Sally Rhoads of Surrogacy in Canada Online told the National Post of another case in which the parents asked for the elimination of one of their children in the womb when it was learned the surrogate was carrying twins. The surrogate lost both children inadvertently. Canadian surrogates are rearing babies in three cases in which the biological parents divorced and reneged on the agreements, Rhoads said.
BORN 20 YEARS POST-CONCEPTION -- A healthy boy has been born nearly 20 years after he was frozen as a one-cell embryo.
The 42-year-old mother, who was not identified, gave birth to the child in May, according to an Oct. 10 NewsCore report based on an article in the journal Fertility and Sterility. She had been undergoing fertility treatments at the Jones Institute for Reproductive Medicine in Norfolk, Va., for 10 years.

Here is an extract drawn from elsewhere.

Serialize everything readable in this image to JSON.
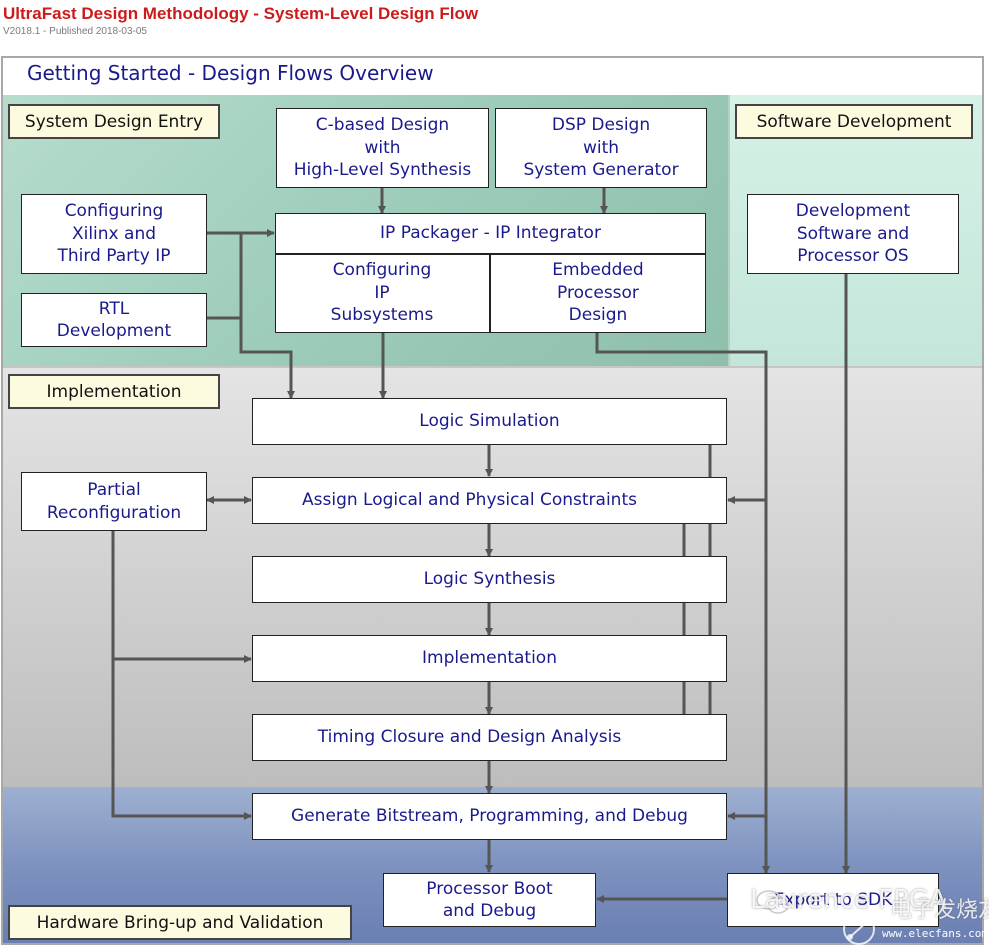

The 20-year lapse between creation of the embryo by IVF and his birth apparently is a record. The longest span previously reported was 13 years, according to the article.
The boy born in May was among five embryos created in 1990. After a child was born to the parents of the quintet created by means of IVF, the couple donated the remaining embryos for adoption. The boy born in May, therefore, has a sibling conceived at the same time who is 20 years old.
LETHAL 'MOTHER' LOVE -- A British advice columnist told a television audience Oct. 3 abortion can be "the act of a loving mother" and killing a suffering child would be something a "good mother" would do.
On BBC One's "Sunday Morning Live," Virginia Ironside said, "Abortion can often be seen as something wicked or irresponsible, but in fact it can be a moral and unselfish act. If a baby is going to be born severely disabled or totally unwanted, surely an abortion is the act of a loving mother."
She also said, "And I think that if I were a mother of a suffering child, I would be the first to want -- I mean a deeply suffering child -- I would be the first one to put a pillow over its face. I would with any suffering thing, and I think the difference is that my feeling of horror [over] suffering is much greater than my feeling of getting rid of a couple of cells because suffering can go on for years."
Host Susanna Reid expressed shock, telling Ironside, who writes for The Independent, her comment about smothering a child to death was a "pretty horrifying thing to say."
Ironside defended her remark, saying, "Of course, I would, if it was a child I really loved who was in agony. I think any good mother would."
A visibly stunned Joanna Jepson, a Church of England chaplain and a fellow panelist on the program, said, "That's just not true."
GUILTY IN BOMB SCARE -- A former abortion clinic director in Tulsa, Okla., pleaded guilty Oct. 7 in a case in which she called in a fake bomb threat to police.
Linda Meek, formerly executive director of Reproductive Services of Tulsa, acknowledged she gave false information in an Aug. 13 call to police, the Tulsa World reported. Her sentencing is set for January.
Meek told federal Judge Clair Eagan she purchased an egg timer, set it so it would tick, placed it inside a box and put it in a trash can before calling police, according to the World.
SANDWICH BAG HELPS SAVE PREEMIE -- A sandwich bag helped preserve the life of a baby girl born 14 weeks early in England.
Lexi Lacey weighed only 14 ounces when she was born in June at Worcestershire Royal Hospital, according to the Telegraph. Health care providers at the hospital, which is equipped to care for babies who are at least 28 weeks of gestation, had to go to the institution's kitchen to find something to keep the 26-week-old preemie warm. A plastic sandwich bag was the "smallest insulating jacket" that could be found, the newspaper reported.
She has grown to a weight of 5 pounds, 6 ounces, the Telegraph reported Sept. 28.
"[I]t's incredible to think that [sandwich bag] saved her life," Chelsea Rowberry, Lexi's 17-year-old mother, told the newspaper. "The doctors told us they had never known a baby born as prematurely as Lexi [to] survive."
Lexi has been home since Sept. 3.
Tom Strode is the Washington bureau chief for Baptist Press.